What I found interesting about the dreamlike L'immortelle, aside from its evocative cinematography, was its innovative soundtrack, which at first listen might seem chaotic, but the various sound effects reflect those experiences when one incorporates external sounds into their dreams, and thus those sounds influence the course, emotional state, and, in the case of the dogs, the fate of the dream.
A dense mental labyrinth of self-loathing and destructive l'amour fou. It may also be a ghost story. The shock edits, the discord between sound and image, and image against image, tell us there is an unspoken code of violence being perpetrated in stillness and silence - it's beautiful stuff.
four stars for white gaze. But amazing film, beautiful still shots. Kudos to Mubi curation, this film is right on time and yes it feels like history is repeating itself in a way. A story of a man; a tourist, a frenchman, a white man, caught in the time-warped-peaceful zones (that all whiteness must live in in), right up against the edge of his teetering reality. Damsel straddles the line of his reality and the Others

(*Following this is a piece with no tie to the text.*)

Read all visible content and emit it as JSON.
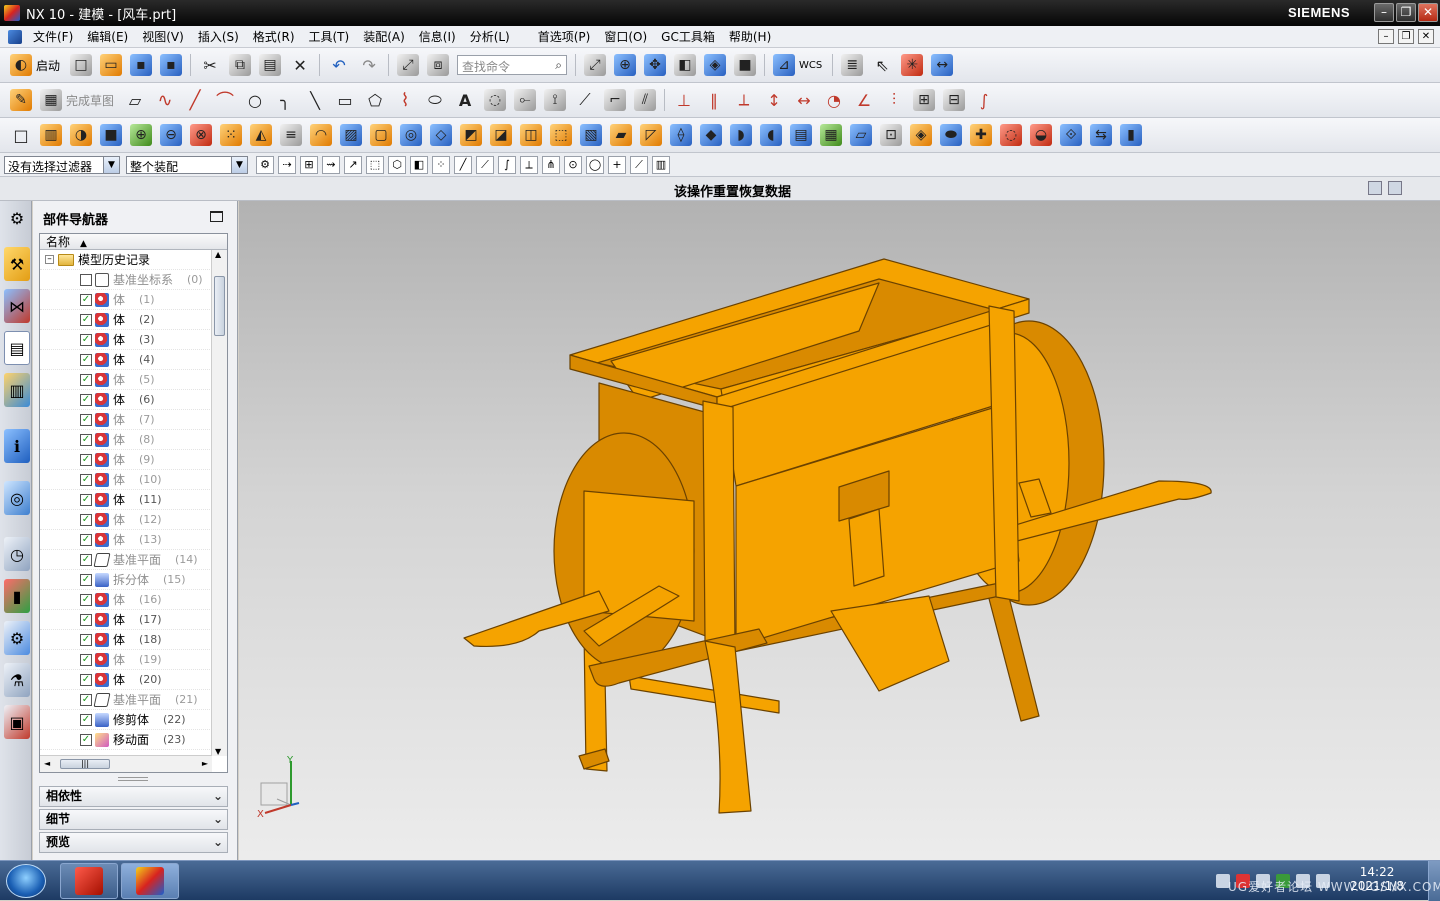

L'Immortelle creates an atmosphere of mystery. Beautifully shot in black and white, the film's character delves into the territory of dream and memory, as captured by the powerful performance of the Mysterious Woman. While decidedly slow, the sharply framed shots and the surreal character of the movie's repeated and recontextualized elements give both ambiguity and interpretation to this interesting work.
17 years after the second world war, 8 years after Dien Bien Fu, 1 year after the Algerian Revolution and those damned French are already assuming an arrogant posture. I suppose it takes a certain emotional detachment to come to terms with ones place in history. But compare this to the neo-realism of the Italians who had no choice but to look their world in the eyes. Give me Rossellini, De Sica or Fellini any day.

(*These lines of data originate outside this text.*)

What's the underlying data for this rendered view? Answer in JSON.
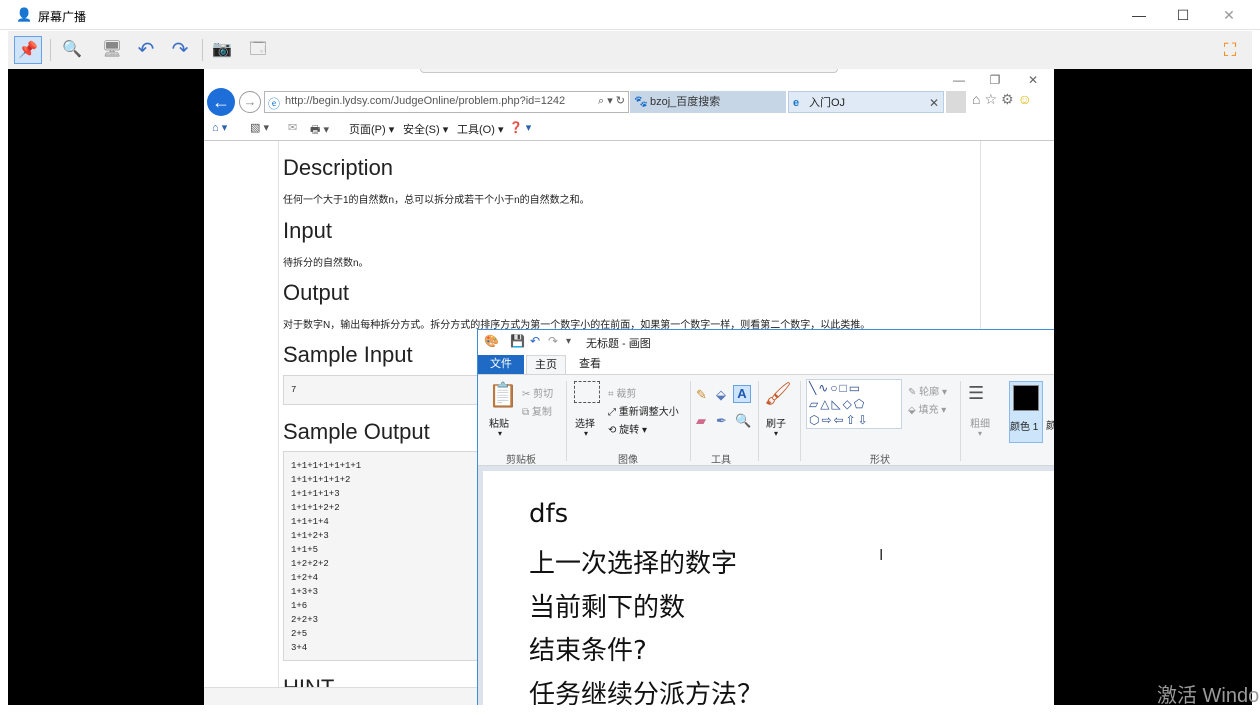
{
  "window": {
    "title": "屏幕广播",
    "controls": {
      "minimize": "—",
      "maximize": "☐",
      "close": "✕"
    }
  },
  "toolbar": {
    "buttons": [
      {
        "name": "pin-icon",
        "glyph": "📌"
      },
      {
        "name": "zoom-icon",
        "glyph": "🔍"
      },
      {
        "name": "monitor-icon",
        "glyph": "🖥"
      },
      {
        "name": "undo-icon",
        "glyph": "↶"
      },
      {
        "name": "redo-icon",
        "glyph": "↷"
      },
      {
        "name": "camera-icon",
        "glyph": "📷"
      },
      {
        "name": "screens-icon",
        "glyph": "🗔"
      }
    ],
    "fullscreen_glyph": "⛶"
  },
  "browser": {
    "controls": {
      "minimize": "—",
      "restore": "❐",
      "close": "✕"
    },
    "back_glyph": "←",
    "forward_glyph": "→",
    "url": "http://begin.lydsy.com/JudgeOnline/problem.php?id=1242",
    "addr_icons": "⌕ ▾ ↻",
    "tabs": [
      {
        "label": "bzoj_百度搜索",
        "icon": "🐾"
      },
      {
        "label": "入门OJ",
        "icon": "e"
      }
    ],
    "tab_close": "✕",
    "right_icons": "⌂☆⚙",
    "smiley": "☺",
    "commands": {
      "home": "⌂ ▾",
      "feeds": "▧ ▾",
      "mail": "✉",
      "print": "🖶 ▾",
      "page": "页面(P) ▾",
      "safety": "安全(S) ▾",
      "tools": "工具(O) ▾",
      "help": "❓ ▾"
    }
  },
  "problem": {
    "description_heading": "Description",
    "description_text": "任何一个大于1的自然数n，总可以拆分成若干个小于n的自然数之和。",
    "input_heading": "Input",
    "input_text": "待拆分的自然数n。",
    "output_heading": "Output",
    "output_text": "对于数字N，输出每种拆分方式。拆分方式的排序方式为第一个数字小的在前面，如果第一个数字一样，则看第二个数字，以此类推。",
    "sample_input_heading": "Sample Input",
    "sample_input_value": "7",
    "sample_output_heading": "Sample Output",
    "sample_output_lines": [
      "1+1+1+1+1+1+1",
      "1+1+1+1+1+2",
      "1+1+1+1+3",
      "1+1+1+2+2",
      "1+1+1+4",
      "1+1+2+3",
      "1+1+5",
      "1+2+2+2",
      "1+2+4",
      "1+3+3",
      "1+6",
      "2+2+3",
      "2+5",
      "3+4"
    ],
    "hint_heading": "HINT"
  },
  "paint": {
    "title": "无标题 - 画图",
    "tabs": {
      "file": "文件",
      "home": "主页",
      "view": "查看"
    },
    "clipboard": {
      "paste": "粘贴",
      "cut": "剪切",
      "copy": "复制",
      "label": "剪贴板"
    },
    "image": {
      "select": "选择",
      "crop": "裁剪",
      "resize": "重新调整大小",
      "rotate": "旋转 ▾",
      "label": "图像"
    },
    "tools": {
      "label": "工具"
    },
    "brush": {
      "label": "刷子"
    },
    "shapes": {
      "outline": "轮廓 ▾",
      "fill": "填充 ▾",
      "label": "形状",
      "row1": "╲∿○□▭",
      "row2": "▱△◺◇⬠",
      "row3": "⬡⇨⇦⇧⇩"
    },
    "size": {
      "label": "粗细"
    },
    "colors": {
      "color1": "颜色 1",
      "color2": "颜"
    },
    "canvas_lines": [
      "dfs",
      "上一次选择的数字",
      "当前剩下的数",
      "结束条件?",
      "任务继续分派方法？"
    ],
    "cursor_glyph": "I"
  },
  "watermark": "激活 Windo",
  "colors": {
    "accent_blue": "#1e6ac4",
    "paint_border": "#3b8fd8",
    "stage_bg": "#000000"
  }
}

I don't know of another film that makes more tangible the theory that the cinematic gaze is male and that which is being gazed upon, the object of desire, obscure or otherwise, female. Fragmented and almost elliptical the film also explores Robbe-Grillet's obsessions with memory and reality and the illusion of time. Beautifully rendered in scenes of surreal sensuality and dream desire.
Though filmed in a style that launched a thousand parodies, this is not (entirely) the work of an intelligent dilettante. It's a real movie, generating a considerable amount of erotic tension and aesthetic pleasure. Much of it anticipates ideas and tropes developed further by Kubrick, Polanski and Lynch. In short, while it's not Resnais or Rivette, it is a worthwhile piece of film art, and I liked it a lot.
A characteristically ornate elegy for authenticity, reduced, arguably, to a dated, somewhat campy curiosity by its exoticizing orientalism and its vexed relation--an enervating cocktail of awe, despair, and feigned aloofness--to the ostensibly Eternal Feminine. But I'm a sucker for this sort of thing, so I liked it.